◆ Task statement
The required result is a copy of each line below in which "Assets" appears.
-------- Data supplied
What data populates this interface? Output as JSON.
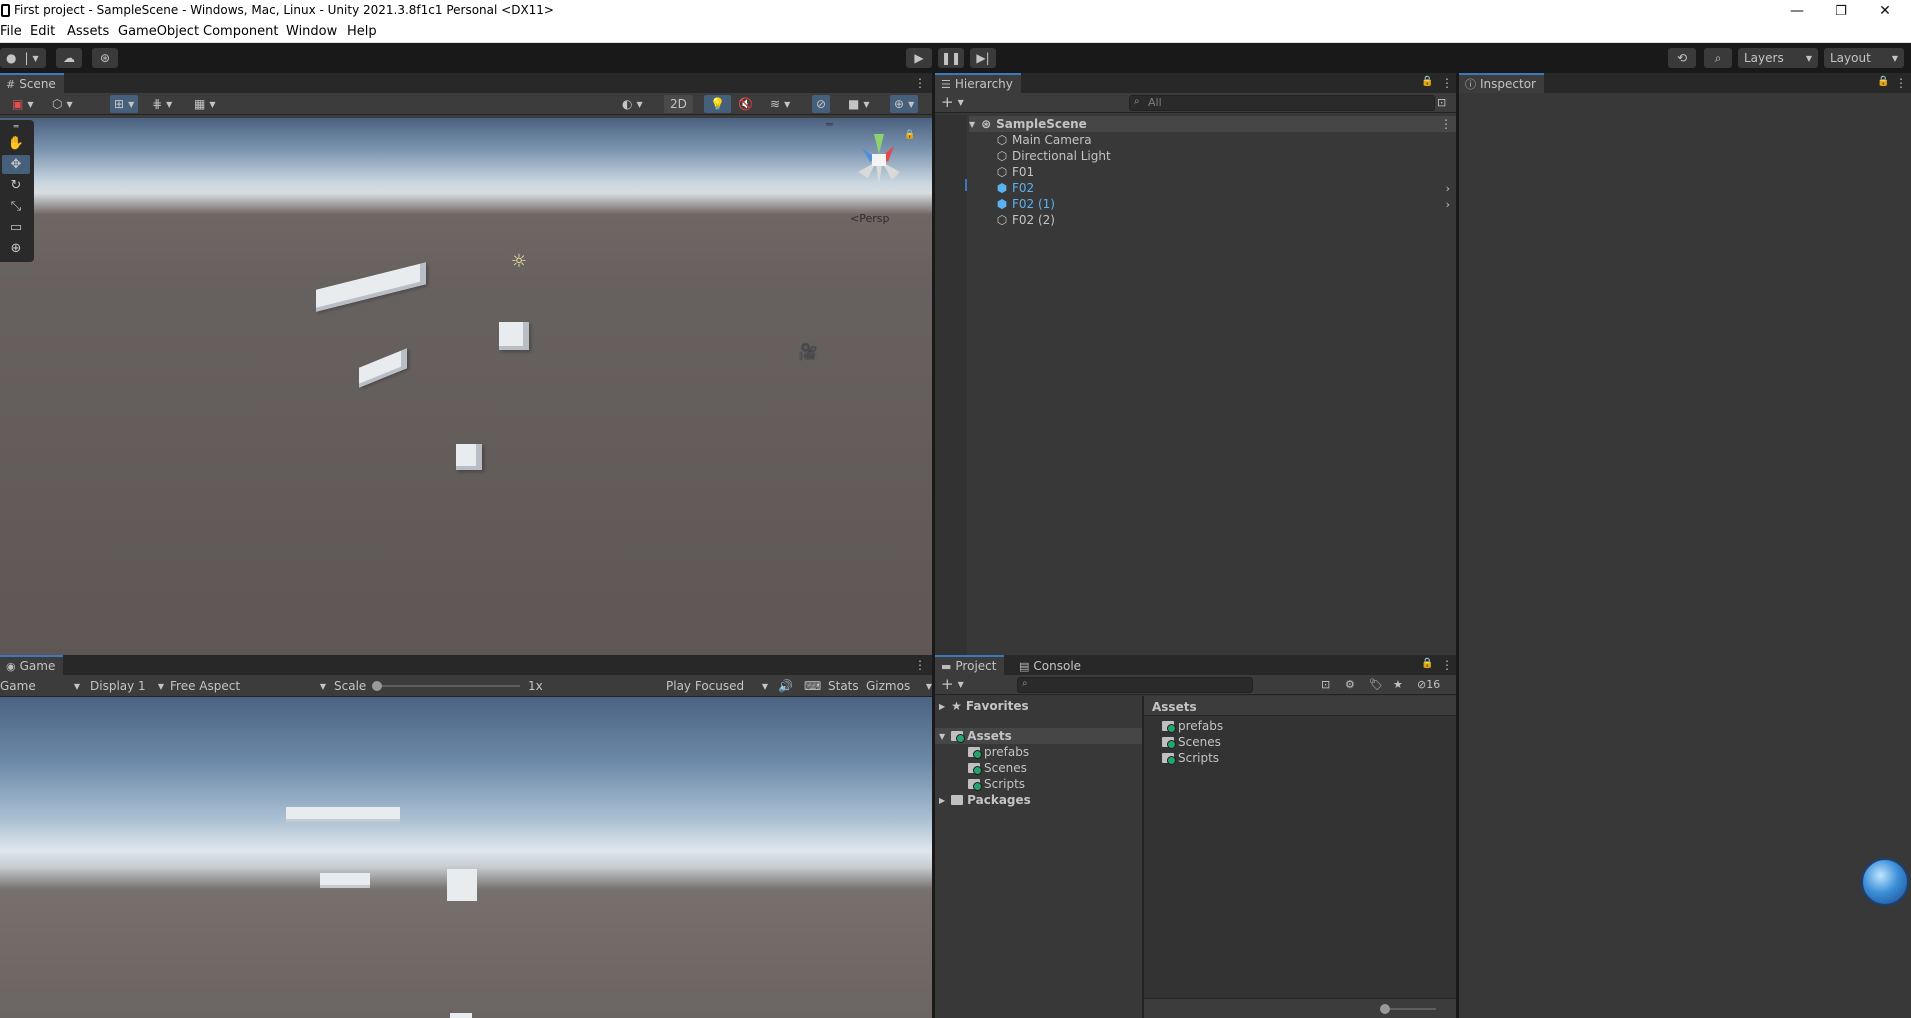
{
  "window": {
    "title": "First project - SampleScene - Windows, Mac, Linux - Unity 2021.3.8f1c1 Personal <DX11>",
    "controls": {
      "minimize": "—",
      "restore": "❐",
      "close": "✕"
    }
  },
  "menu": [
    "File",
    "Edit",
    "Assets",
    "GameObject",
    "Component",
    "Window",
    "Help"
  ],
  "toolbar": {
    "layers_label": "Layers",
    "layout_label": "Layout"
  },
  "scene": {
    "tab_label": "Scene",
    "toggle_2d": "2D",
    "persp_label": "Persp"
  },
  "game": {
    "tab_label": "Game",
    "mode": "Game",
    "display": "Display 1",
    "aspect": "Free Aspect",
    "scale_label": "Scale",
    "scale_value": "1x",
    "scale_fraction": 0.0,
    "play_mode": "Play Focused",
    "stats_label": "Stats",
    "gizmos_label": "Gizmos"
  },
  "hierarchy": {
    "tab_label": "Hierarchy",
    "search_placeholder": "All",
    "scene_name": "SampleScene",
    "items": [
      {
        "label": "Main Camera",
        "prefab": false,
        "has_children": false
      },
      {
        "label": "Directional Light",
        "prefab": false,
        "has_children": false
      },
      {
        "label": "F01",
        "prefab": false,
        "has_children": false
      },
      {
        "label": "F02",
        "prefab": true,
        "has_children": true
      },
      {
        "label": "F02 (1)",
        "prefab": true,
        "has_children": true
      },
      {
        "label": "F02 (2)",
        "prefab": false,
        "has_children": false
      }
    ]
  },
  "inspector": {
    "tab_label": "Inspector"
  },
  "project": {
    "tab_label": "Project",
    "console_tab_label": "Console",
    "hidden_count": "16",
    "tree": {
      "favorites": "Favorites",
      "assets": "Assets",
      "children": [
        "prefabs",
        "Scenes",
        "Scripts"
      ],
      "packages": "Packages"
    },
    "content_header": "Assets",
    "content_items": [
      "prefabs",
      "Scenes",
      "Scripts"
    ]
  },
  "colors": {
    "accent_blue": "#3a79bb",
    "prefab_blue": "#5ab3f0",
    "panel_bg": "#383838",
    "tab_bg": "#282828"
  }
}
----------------
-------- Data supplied
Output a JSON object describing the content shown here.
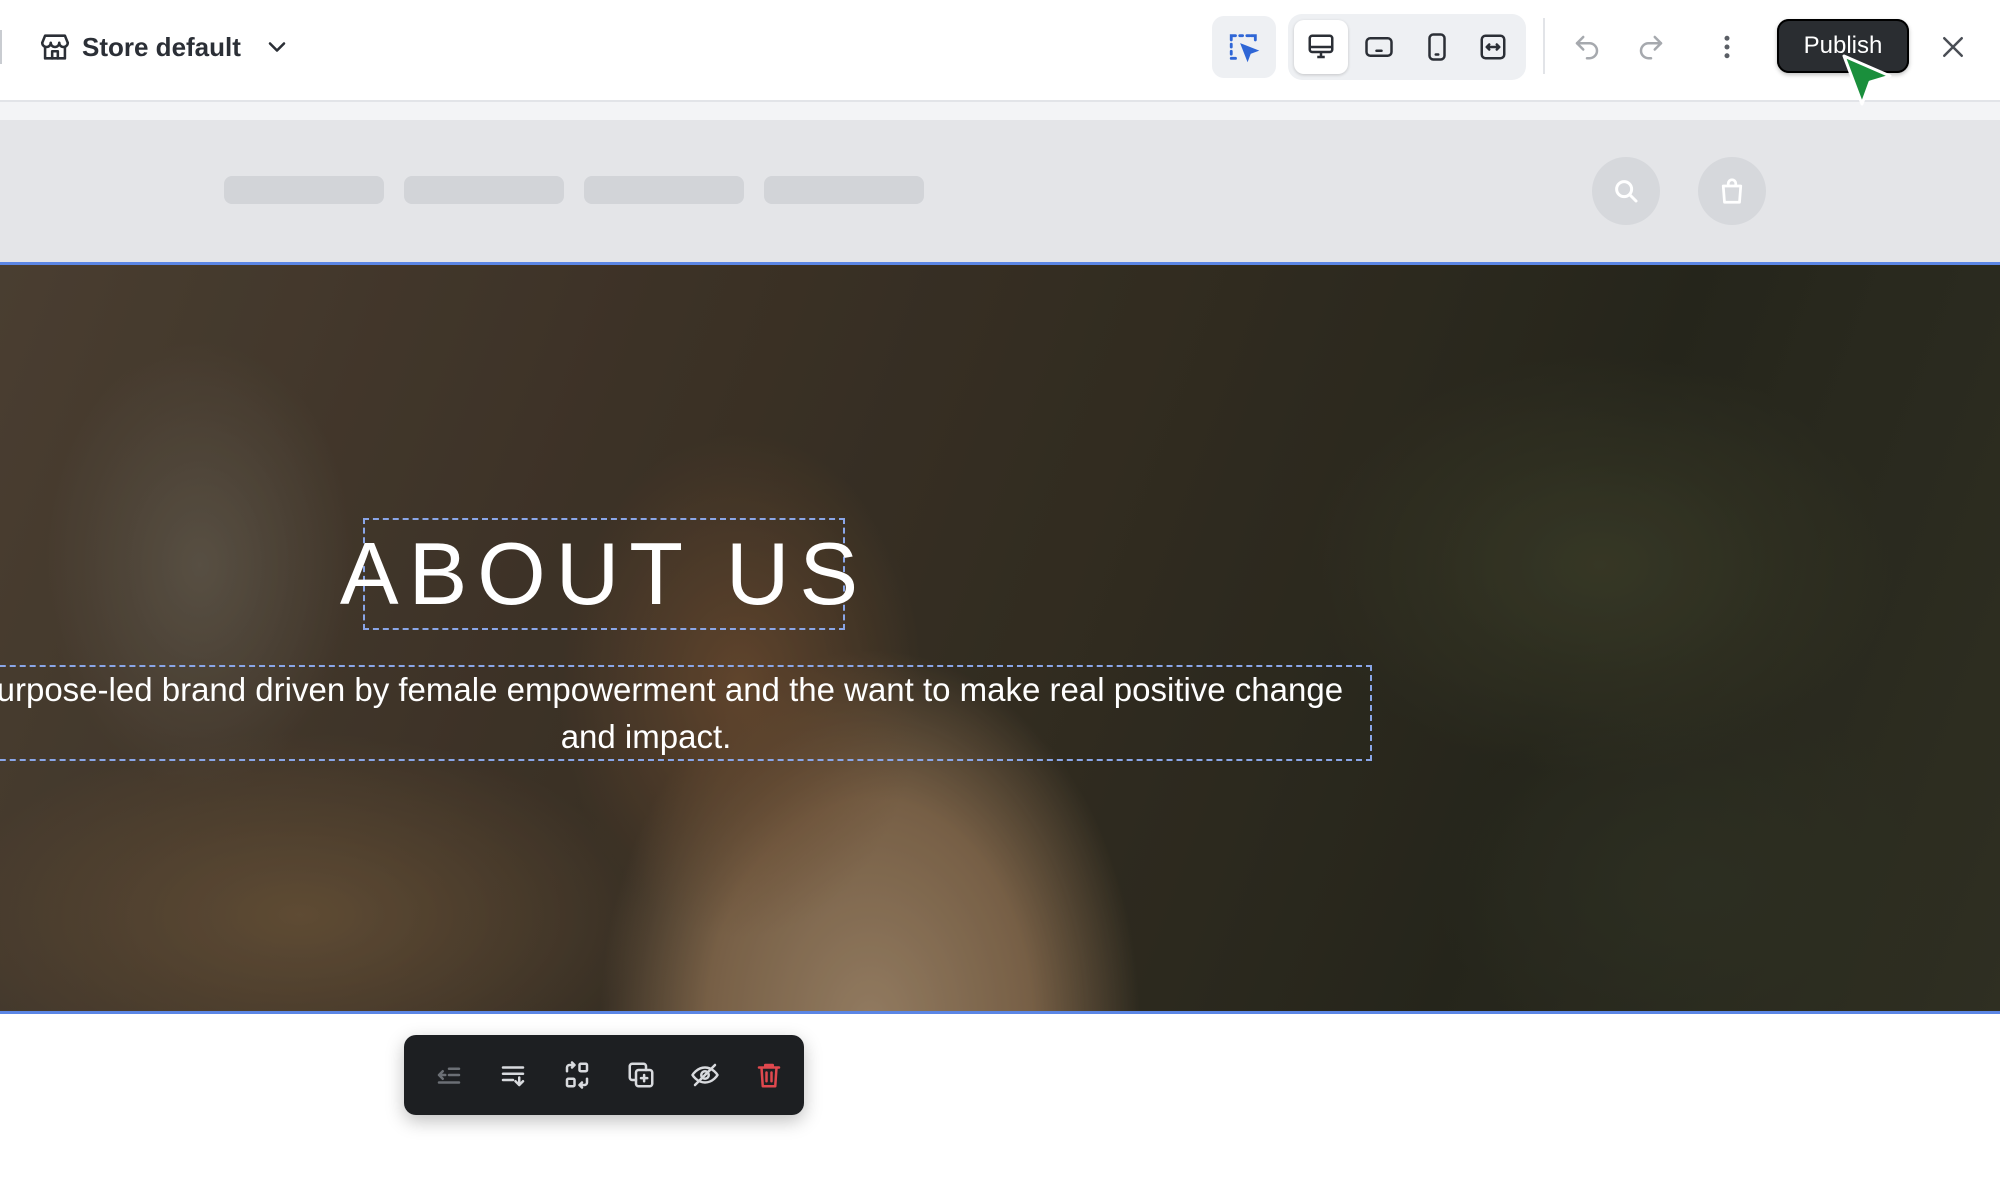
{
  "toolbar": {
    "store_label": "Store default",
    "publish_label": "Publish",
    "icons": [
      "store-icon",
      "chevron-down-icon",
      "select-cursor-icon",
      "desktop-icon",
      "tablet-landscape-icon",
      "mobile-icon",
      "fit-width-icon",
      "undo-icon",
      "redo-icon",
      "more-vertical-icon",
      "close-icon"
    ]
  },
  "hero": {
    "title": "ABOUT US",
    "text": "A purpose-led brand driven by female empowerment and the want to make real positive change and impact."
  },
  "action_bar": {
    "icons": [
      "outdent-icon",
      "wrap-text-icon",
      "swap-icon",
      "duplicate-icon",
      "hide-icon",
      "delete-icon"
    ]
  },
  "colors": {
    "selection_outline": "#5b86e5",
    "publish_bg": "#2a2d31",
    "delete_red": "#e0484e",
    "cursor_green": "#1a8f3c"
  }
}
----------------
◆ Completed exercise
    "Assets",
      "assets": "Assets",
    "content_header": "Assets",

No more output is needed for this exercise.